GIVEN DATA below:
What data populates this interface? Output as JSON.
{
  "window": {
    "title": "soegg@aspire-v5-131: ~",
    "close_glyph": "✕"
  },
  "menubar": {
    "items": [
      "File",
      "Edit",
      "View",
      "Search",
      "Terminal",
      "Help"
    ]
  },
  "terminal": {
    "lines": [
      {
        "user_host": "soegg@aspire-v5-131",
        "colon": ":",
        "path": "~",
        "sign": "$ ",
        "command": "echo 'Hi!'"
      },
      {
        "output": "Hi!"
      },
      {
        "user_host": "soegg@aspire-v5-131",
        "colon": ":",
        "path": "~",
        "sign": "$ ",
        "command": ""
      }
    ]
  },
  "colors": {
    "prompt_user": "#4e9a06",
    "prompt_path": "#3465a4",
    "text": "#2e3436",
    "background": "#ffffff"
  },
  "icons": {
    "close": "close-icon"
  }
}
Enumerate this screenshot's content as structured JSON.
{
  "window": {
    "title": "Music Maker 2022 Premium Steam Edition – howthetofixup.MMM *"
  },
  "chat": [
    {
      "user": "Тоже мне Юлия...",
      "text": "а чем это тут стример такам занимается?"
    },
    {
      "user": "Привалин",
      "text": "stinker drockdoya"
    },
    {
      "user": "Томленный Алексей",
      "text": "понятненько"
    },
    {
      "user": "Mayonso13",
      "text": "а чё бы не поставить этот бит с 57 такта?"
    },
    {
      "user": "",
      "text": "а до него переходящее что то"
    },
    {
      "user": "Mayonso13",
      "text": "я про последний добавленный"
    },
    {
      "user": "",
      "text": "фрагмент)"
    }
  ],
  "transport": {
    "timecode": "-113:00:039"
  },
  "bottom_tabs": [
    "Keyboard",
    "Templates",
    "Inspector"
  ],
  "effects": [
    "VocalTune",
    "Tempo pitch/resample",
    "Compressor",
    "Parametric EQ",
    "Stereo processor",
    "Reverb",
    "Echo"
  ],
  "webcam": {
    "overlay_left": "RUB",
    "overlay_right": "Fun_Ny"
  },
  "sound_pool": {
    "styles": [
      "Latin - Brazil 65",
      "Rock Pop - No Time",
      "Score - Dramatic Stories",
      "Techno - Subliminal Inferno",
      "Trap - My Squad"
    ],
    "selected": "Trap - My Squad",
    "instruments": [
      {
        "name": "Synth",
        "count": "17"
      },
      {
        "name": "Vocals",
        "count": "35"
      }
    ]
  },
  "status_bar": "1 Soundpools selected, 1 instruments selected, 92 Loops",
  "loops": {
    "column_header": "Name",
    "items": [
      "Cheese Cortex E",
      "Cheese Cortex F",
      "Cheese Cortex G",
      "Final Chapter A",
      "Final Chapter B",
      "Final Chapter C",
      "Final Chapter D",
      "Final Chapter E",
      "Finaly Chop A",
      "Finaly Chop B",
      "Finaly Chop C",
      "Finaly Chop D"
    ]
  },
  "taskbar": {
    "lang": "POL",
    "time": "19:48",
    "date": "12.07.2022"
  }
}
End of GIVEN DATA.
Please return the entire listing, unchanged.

**RESPONSE**
What data populates this interface? Output as JSON.
{
  "window": {
    "title": "soegg@aspire-v5-131: ~",
    "close_glyph": "✕"
  },
  "menubar": {
    "items": [
      "File",
      "Edit",
      "View",
      "Search",
      "Terminal",
      "Help"
    ]
  },
  "terminal": {
    "lines": [
      {
        "user_host": "soegg@aspire-v5-131",
        "colon": ":",
        "path": "~",
        "sign": "$ ",
        "command": "echo 'Hi!'"
      },
      {
        "output": "Hi!"
      },
      {
        "user_host": "soegg@aspire-v5-131",
        "colon": ":",
        "path": "~",
        "sign": "$ ",
        "command": ""
      }
    ]
  },
  "colors": {
    "prompt_user": "#4e9a06",
    "prompt_path": "#3465a4",
    "text": "#2e3436",
    "background": "#ffffff"
  },
  "icons": {
    "close": "close-icon"
  }
}
Enumerate this screenshot's content as structured JSON.
{
  "window": {
    "title": "Music Maker 2022 Premium Steam Edition – howthetofixup.MMM *"
  },
  "chat": [
    {
      "user": "Тоже мне Юлия...",
      "text": "а чем это тут стример такам занимается?"
    },
    {
      "user": "Привалин",
      "text": "stinker drockdoya"
    },
    {
      "user": "Томленный Алексей",
      "text": "понятненько"
    },
    {
      "user": "Mayonso13",
      "text": "а чё бы не поставить этот бит с 57 такта?"
    },
    {
      "user": "",
      "text": "а до него переходящее что то"
    },
    {
      "user": "Mayonso13",
      "text": "я про последний добавленный"
    },
    {
      "user": "",
      "text": "фрагмент)"
    }
  ],
  "transport": {
    "timecode": "-113:00:039"
  },
  "bottom_tabs": [
    "Keyboard",
    "Templates",
    "Inspector"
  ],
  "effects": [
    "VocalTune",
    "Tempo pitch/resample",
    "Compressor",
    "Parametric EQ",
    "Stereo processor",
    "Reverb",
    "Echo"
  ],
  "webcam": {
    "overlay_left": "RUB",
    "overlay_right": "Fun_Ny"
  },
  "sound_pool": {
    "styles": [
      "Latin - Brazil 65",
      "Rock Pop - No Time",
      "Score - Dramatic Stories",
      "Techno - Subliminal Inferno",
      "Trap - My Squad"
    ],
    "selected": "Trap - My Squad",
    "instruments": [
      {
        "name": "Synth",
        "count": "17"
      },
      {
        "name": "Vocals",
        "count": "35"
      }
    ]
  },
  "status_bar": "1 Soundpools selected, 1 instruments selected, 92 Loops",
  "loops": {
    "column_header": "Name",
    "items": [
      "Cheese Cortex E",
      "Cheese Cortex F",
      "Cheese Cortex G",
      "Final Chapter A",
      "Final Chapter B",
      "Final Chapter C",
      "Final Chapter D",
      "Final Chapter E",
      "Finaly Chop A",
      "Finaly Chop B",
      "Finaly Chop C",
      "Finaly Chop D"
    ]
  },
  "taskbar": {
    "lang": "POL",
    "time": "19:48",
    "date": "12.07.2022"
  }
}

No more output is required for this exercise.